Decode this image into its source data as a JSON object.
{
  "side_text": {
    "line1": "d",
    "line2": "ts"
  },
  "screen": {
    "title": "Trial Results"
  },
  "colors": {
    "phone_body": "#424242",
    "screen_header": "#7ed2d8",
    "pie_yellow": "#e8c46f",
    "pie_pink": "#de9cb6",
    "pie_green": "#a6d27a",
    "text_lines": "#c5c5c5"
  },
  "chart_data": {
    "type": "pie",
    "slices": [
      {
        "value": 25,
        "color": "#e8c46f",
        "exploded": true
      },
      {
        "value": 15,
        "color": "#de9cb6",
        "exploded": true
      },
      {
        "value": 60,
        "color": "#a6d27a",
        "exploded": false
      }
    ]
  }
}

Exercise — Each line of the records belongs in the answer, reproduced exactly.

Answer below —
Decode this image into its source data as a JSON object.
{
  "side_text": {
    "line1": "d",
    "line2": "ts"
  },
  "screen": {
    "title": "Trial Results"
  },
  "colors": {
    "phone_body": "#424242",
    "screen_header": "#7ed2d8",
    "pie_yellow": "#e8c46f",
    "pie_pink": "#de9cb6",
    "pie_green": "#a6d27a",
    "text_lines": "#c5c5c5"
  },
  "chart_data": {
    "type": "pie",
    "slices": [
      {
        "value": 25,
        "color": "#e8c46f",
        "exploded": true
      },
      {
        "value": 15,
        "color": "#de9cb6",
        "exploded": true
      },
      {
        "value": 60,
        "color": "#a6d27a",
        "exploded": false
      }
    ]
  }
}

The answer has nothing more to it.